I literally had to carry the fight to the chairman of the board of a Fortune 500 company to get two good people a raise they deserved. Even then, I only got it because I was firing a bad performer and freeing up some cash. I left the company 4 months later (wonder why, huh?) and my successor didn't have the spine to fight for those people. The company lost both of them within a year of my departure.

AManagerTool's picture

We also work under the forced distribution mentality. It is extremely frustrating to be so detail minded on reviews and expect that your rating will count then have that rating changed because it didn't fit into a bell curve. People know about the system and then loose faith. I have had people tell me that they shouldn't try harder because they are locked into their current rating unless the high pots fall off the bell curve. That won't happen because the manager who put them at that high rating would loose his rating if his high pots lost ground. It's my job to argue against that logic....but it's hard to do.

DanStratton's picture

Us too. I had to write up an additional one page on each person I wanted to give the highest rating, on top of their review. It then had to be approved by the CIO (like he would know). If he said no, it was down the tubes. The way I saw it, their rating came down to my ability to write.

Todd G's picture

If this is the case, then why do they have this listed in the annual review? We have had this discussion numerous times. I believe the Excellent column is there for a purpose! If employee's truly meet and or exceed the criteria, then why not reward them for this? It only serves the company and the employee to remain focused on those areas to maintain that excellent rating, but then also gives them something to strive for as well in the other categories.

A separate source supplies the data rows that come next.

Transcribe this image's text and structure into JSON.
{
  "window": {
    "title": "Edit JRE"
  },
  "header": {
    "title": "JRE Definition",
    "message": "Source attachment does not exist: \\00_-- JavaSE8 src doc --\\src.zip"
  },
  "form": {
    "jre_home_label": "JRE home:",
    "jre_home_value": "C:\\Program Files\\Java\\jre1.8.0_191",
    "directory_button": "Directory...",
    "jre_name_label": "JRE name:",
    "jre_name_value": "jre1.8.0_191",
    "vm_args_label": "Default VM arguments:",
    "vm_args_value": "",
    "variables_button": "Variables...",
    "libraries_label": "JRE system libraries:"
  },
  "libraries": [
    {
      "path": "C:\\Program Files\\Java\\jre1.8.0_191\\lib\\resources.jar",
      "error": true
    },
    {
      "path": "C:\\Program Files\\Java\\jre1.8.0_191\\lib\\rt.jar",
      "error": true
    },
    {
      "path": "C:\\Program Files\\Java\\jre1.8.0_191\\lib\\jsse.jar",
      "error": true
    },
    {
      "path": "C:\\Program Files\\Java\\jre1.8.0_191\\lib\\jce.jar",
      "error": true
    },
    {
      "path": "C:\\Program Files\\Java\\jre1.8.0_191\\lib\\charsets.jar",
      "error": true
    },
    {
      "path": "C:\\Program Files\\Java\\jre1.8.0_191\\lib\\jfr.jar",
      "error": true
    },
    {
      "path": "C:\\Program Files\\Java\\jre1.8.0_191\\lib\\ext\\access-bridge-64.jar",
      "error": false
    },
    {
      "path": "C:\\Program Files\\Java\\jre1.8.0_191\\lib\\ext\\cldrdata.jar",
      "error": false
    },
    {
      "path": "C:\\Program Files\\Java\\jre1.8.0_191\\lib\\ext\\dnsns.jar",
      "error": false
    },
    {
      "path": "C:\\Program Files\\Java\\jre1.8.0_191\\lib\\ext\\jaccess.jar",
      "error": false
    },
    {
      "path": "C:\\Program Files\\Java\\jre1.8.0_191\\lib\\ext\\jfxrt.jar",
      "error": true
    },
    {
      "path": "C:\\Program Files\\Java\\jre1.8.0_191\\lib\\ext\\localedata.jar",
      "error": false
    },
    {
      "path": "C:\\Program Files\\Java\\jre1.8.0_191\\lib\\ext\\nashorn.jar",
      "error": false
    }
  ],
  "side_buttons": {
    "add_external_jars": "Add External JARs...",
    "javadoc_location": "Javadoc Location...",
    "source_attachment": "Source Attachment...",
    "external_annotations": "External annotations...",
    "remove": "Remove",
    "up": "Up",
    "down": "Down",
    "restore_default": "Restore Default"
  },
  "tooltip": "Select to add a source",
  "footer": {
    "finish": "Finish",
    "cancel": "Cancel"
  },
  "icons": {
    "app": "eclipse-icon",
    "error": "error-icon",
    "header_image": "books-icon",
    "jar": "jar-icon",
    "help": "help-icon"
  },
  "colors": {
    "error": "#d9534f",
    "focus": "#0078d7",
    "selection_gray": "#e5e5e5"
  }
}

If you have to take this up to your Board of Directors, then I say you have a Director that just does not get it. The CIO should read about Blake & Mouton's Leadership Grid (1964). Then he might see the bigger picture if he want's his company to have increased productivity and employee's who feel as if they are "worthy" of being employed there. Granted, those employee's who do not meet the qualifications, get the coaching and final "boot" if they cannot meet the expectations. However, why would you belittle the employee's that exceed those expectations?